▸ **EXERCISE REQUIREMENTS**:
Go through the material and pull out every line with the string "records" in it.

#### SOURCE DATA

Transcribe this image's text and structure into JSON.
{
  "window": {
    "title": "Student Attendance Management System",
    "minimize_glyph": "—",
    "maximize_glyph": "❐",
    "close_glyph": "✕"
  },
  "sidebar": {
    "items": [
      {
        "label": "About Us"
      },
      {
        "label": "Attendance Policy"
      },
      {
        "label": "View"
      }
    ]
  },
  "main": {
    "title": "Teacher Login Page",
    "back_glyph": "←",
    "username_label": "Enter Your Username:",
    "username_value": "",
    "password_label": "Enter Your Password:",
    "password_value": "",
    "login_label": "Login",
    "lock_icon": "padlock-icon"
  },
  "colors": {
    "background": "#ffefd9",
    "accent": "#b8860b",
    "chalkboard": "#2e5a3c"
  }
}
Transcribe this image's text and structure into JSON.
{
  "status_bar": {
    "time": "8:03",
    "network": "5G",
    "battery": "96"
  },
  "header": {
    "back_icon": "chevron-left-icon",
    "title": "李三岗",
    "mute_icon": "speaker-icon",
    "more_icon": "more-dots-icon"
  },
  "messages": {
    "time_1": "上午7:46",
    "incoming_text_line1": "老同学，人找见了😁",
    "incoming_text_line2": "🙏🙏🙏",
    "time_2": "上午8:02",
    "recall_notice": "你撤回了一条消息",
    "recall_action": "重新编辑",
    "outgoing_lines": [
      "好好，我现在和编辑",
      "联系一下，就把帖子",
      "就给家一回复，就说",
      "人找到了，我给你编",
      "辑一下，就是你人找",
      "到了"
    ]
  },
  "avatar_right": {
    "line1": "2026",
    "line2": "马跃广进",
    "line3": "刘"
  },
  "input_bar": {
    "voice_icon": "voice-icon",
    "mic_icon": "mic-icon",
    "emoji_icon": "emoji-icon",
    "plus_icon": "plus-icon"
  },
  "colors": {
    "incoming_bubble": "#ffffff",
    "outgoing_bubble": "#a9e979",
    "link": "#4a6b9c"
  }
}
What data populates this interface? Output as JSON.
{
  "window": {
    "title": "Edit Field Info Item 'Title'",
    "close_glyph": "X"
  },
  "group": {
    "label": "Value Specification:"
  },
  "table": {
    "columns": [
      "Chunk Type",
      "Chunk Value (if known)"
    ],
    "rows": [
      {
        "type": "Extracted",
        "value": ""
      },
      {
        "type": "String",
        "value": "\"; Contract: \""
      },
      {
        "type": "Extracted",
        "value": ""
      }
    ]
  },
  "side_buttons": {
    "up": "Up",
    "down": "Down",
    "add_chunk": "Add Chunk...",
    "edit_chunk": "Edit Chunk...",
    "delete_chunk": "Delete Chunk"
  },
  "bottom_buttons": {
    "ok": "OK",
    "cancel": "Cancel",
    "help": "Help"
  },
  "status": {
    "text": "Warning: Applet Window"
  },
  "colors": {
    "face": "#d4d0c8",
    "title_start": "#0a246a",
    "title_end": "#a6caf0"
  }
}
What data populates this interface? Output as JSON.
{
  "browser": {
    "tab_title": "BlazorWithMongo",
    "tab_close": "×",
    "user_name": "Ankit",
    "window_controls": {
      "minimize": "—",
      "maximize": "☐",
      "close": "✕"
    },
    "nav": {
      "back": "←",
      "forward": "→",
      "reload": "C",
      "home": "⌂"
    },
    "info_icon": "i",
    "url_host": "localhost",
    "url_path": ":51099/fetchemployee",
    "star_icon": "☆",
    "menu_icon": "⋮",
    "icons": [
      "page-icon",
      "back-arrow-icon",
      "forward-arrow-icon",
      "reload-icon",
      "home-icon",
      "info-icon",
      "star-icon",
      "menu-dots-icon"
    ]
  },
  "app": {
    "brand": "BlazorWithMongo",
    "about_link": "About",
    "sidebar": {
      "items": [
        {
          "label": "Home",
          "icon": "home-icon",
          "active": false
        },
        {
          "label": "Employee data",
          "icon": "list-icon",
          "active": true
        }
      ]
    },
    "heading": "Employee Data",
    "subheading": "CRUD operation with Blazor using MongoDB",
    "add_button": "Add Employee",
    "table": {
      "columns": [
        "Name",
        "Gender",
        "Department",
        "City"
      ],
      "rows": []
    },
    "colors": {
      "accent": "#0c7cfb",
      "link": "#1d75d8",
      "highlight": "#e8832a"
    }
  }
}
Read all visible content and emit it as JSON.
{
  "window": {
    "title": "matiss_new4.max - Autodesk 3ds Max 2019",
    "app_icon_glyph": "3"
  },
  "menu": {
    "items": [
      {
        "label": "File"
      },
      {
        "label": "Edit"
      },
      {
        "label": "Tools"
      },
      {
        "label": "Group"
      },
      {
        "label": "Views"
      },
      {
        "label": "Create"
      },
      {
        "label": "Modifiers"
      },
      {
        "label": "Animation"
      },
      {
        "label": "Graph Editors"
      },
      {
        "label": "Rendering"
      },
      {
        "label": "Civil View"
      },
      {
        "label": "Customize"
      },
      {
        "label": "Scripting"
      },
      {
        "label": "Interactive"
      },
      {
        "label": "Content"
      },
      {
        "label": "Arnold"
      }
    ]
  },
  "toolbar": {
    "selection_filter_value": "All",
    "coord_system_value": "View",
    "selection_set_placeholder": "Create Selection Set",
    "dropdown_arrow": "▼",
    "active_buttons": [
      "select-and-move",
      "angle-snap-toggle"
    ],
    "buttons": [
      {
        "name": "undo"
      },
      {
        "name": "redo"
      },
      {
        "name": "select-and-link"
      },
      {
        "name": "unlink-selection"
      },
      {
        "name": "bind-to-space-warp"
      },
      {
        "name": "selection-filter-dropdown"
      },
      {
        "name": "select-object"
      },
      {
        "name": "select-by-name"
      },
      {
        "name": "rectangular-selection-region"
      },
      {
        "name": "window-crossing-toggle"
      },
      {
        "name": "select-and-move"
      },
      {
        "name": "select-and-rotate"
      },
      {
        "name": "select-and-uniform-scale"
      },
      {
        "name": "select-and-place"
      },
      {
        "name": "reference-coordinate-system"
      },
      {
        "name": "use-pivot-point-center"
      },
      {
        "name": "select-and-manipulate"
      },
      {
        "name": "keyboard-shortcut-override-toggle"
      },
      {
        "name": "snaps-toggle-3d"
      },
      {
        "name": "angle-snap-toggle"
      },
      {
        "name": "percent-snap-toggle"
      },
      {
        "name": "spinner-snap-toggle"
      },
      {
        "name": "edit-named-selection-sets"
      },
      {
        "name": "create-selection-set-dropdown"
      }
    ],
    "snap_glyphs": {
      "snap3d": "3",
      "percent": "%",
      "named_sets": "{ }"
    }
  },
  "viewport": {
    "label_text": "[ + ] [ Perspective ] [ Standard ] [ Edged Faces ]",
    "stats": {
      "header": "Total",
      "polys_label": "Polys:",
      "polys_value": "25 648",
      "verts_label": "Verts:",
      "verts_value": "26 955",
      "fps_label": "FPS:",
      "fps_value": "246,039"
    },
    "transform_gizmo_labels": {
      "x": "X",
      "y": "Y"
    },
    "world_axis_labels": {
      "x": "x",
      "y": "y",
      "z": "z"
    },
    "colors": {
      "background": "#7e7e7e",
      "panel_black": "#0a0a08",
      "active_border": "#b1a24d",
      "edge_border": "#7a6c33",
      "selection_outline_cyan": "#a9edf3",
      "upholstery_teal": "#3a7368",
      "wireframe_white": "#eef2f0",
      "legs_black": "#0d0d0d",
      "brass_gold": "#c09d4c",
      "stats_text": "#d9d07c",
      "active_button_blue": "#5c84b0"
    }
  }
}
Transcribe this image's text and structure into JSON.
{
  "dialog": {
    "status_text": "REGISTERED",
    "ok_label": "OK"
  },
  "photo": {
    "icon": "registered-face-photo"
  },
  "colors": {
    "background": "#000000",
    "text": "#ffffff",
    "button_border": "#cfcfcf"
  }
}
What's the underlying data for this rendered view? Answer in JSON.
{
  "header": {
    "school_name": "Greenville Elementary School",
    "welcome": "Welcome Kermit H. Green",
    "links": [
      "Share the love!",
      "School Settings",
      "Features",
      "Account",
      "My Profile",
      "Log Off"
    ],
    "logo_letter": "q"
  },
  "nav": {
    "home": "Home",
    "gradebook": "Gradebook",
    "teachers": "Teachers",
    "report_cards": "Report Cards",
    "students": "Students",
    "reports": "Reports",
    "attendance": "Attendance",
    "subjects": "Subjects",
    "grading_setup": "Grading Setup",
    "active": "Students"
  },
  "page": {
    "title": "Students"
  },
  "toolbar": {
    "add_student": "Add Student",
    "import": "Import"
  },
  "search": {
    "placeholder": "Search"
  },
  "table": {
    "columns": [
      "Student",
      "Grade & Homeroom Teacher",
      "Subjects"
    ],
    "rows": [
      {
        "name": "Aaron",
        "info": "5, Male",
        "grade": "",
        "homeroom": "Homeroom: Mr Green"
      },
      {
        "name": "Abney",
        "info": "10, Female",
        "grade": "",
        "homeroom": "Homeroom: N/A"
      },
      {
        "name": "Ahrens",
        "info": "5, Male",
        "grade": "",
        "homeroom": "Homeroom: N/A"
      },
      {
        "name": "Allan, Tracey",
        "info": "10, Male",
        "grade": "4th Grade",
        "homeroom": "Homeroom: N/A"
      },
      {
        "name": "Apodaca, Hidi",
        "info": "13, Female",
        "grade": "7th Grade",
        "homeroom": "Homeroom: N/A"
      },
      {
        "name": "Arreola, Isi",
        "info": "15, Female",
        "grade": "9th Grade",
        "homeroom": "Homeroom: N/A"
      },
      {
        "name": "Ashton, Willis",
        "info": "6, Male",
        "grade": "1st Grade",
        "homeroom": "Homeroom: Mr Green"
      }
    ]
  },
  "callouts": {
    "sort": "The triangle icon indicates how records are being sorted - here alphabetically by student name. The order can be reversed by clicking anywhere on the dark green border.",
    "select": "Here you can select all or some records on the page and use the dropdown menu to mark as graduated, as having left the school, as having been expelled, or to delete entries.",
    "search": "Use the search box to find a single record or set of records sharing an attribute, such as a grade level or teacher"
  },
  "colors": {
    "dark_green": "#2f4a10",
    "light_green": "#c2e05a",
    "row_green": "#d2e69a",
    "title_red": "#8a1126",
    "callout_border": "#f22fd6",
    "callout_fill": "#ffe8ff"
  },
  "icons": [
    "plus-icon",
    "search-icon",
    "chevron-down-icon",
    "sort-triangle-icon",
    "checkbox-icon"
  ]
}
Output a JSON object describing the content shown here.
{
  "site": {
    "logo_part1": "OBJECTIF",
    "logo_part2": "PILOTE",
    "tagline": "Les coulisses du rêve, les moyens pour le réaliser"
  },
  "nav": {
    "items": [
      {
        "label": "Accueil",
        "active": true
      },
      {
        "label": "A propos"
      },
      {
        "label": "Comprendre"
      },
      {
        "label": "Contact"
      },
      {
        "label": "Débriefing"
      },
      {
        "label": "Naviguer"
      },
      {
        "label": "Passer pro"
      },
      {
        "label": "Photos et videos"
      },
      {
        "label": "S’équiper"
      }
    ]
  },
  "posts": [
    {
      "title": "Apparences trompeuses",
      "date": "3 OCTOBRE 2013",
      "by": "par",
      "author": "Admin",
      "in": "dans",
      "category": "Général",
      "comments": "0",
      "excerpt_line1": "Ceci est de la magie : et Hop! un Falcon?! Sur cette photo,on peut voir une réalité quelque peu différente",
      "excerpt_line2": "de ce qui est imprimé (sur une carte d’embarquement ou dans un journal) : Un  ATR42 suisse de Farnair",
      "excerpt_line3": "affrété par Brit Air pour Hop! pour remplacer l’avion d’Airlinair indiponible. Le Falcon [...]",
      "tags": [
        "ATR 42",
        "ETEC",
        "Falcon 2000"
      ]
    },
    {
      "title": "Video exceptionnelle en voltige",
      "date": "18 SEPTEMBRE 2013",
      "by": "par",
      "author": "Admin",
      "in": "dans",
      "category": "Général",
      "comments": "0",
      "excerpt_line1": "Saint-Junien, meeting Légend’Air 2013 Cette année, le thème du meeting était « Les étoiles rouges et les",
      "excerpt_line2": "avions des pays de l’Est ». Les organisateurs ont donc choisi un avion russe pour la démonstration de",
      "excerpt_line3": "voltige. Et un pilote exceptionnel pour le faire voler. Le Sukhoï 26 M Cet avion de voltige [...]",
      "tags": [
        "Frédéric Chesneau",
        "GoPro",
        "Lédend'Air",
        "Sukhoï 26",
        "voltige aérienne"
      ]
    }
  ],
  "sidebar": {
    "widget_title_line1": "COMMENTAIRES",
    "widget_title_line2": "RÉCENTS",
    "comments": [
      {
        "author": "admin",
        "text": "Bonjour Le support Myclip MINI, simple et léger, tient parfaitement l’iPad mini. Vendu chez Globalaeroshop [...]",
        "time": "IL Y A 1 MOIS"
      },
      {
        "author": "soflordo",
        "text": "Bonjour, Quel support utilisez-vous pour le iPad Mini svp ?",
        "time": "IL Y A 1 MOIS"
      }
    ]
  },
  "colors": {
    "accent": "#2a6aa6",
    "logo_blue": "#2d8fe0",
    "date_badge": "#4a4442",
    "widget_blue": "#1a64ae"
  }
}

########

▸ **ANSWER TO THIS TASK**:
    "sort": "The triangle icon indicates how records are being sorted - here alphabetically by student name. The order can be reversed by clicking anywhere on the dark green border.",
    "select": "Here you can select all or some records on the page and use the dropdown menu to mark as graduated, as having left the school, as having been expelled, or to delete entries.",
    "search": "Use the search box to find a single record or set of records sharing an attribute, such as a grade level or teacher"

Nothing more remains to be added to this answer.